When neuroscientist Frank Sharp looks at a classroom of elementary-school students he sees the signs of Tourette Syndrome. Kids fidget, they squirm, they tic.
“One in 10 kids have tics in childhood,” Sharp said.
Most fidgety kids get over their tics. They stop drumming their hands on their desks or clicking their tongues.
My brother, John, had a tic that made him roll his eyes up whenever he blinked.
“It was stress related, I think,” John said.
My brother stopped his weird blinking thing around age 10.
But of those kids with tics, one in 100 develop Tourette Syndrome. People with Tourettes are plagued with involuntary verbal and physical tics. It’s a neurological disease that brings physical risks and public embarrassment.
Sharp, a professor of neurology, neuroscience and genetics at UC Davis, wants to stop Tourettes. He studies how the disease interacts with genetics and the immune system.
For Sharp, the science is personal.
Studying Tourettes was never Sharp’s plan. He graduated from UC Davis in 1968 with a degree in engineering. He went on to get his M.D., but he didn’t focus on Tourettes.
Then Sharp had a daughter. As she grew up, Sharp’s priorities changed – his daughter had tics that wouldn’t go away.
Tourettes is frightening for several reasons:
First, the disease is heritable, but it’s not dominant or recessive. Unlike genes for brown eyes or blue eyes, Tourettes will lie dormant for generations then pop up for no reason.
Second, though Tourettes runs in families, it’s invisible in a person’s DNA. Sharp said some people with Tourettes have genetic markers that predict the disease, but not all people with the markers get the disease. There are also plenty of people without genetic markers who still have Tourettes.
Sharp’s research into Tourettes is exciting because he’s looking into a new field called epigenetics. Epigenetics combines how the behavior of genes is affected by a person’s environment.
Epigenetics is tricky to understand. DNA is law. Right?
A great example of epigenetics comes from the book Origins, by journalist Annie Murphy Paul. Paul describes a 2003 experiment at Duke University. Researchers took two groups of agouti mice – a strain of mice with a tendency to get diabetes and cancer. They fed one group of mice a regular diet, but the other group got a diet rich in certain nutrients.
At first, there was no change between the test group and the control. The researchers started seeing differences in the third generation of mice. Babies born to mice who had eaten the nutrient-rich diets throughout life were slender and less likely to get diabetes or cancer.
“Their DNA hadn’t changed – they still carried the agouti gene – but their epigenomes had,” writes Murphy Paul. “It was prenatal nutrition that had flipped the switch.”
Epigenetics is also important in cases of heart disease.
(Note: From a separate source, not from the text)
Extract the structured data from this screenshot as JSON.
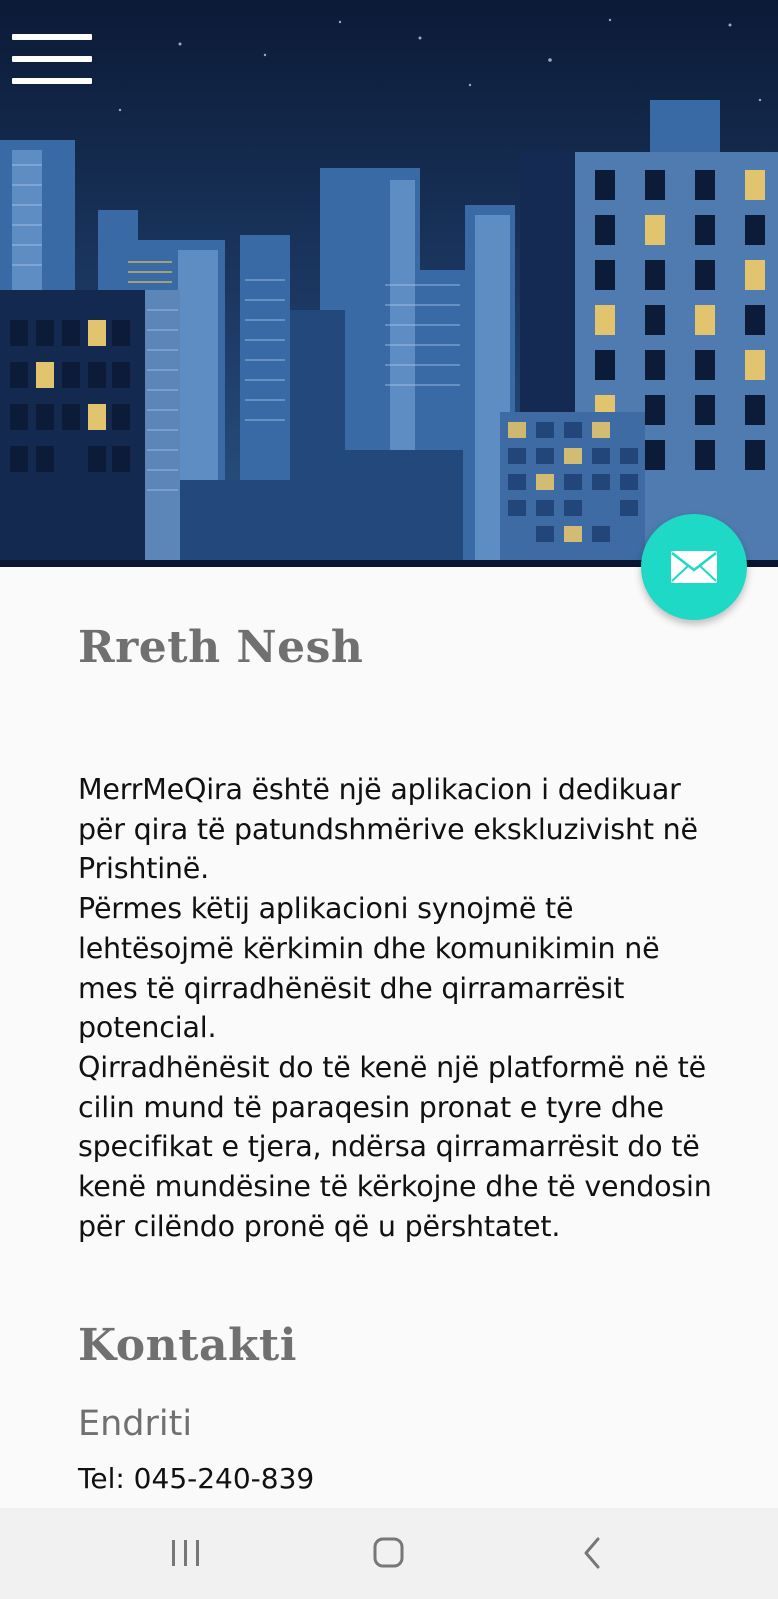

Heart disease can run in families, but prenatal nutrition also affects health. Higher birth weight means reduced risk of heart disease.
Nature and nurture can work together.
After years of studying Tourettes, Sharp discovered a connection between Tourettes and the way genes copy themselves.
When cells split into new cells, their DNA has to be copied into identical strands. During this process, DNA is spliced into sections. In kids with Tourettes, the splicing step goes wrong. A section of DNA that should code for one protein is split, and the genes produce new proteins.
This splicing problem is heritable, which explains how Tourettes runs in families without actually showing up in genes.
No one’s sure how to stop the splicing errors, but epigenetics is encouraging. The solution could be something like prenatal nutrition, or it could be a lot more complicated. It’ll take a while, but Sharp sees epigenetics as an option for other diseases, like autism and multiple sclerosis.
“I thought the future for autism and Tourettes was dead,” Sharp said. “We have resurrected it.”
MADELINE McCURRY-SCHMIDT wants to answer your science questions in an upcoming column. Got a question about the world? E-mail Madeline at email@example.com.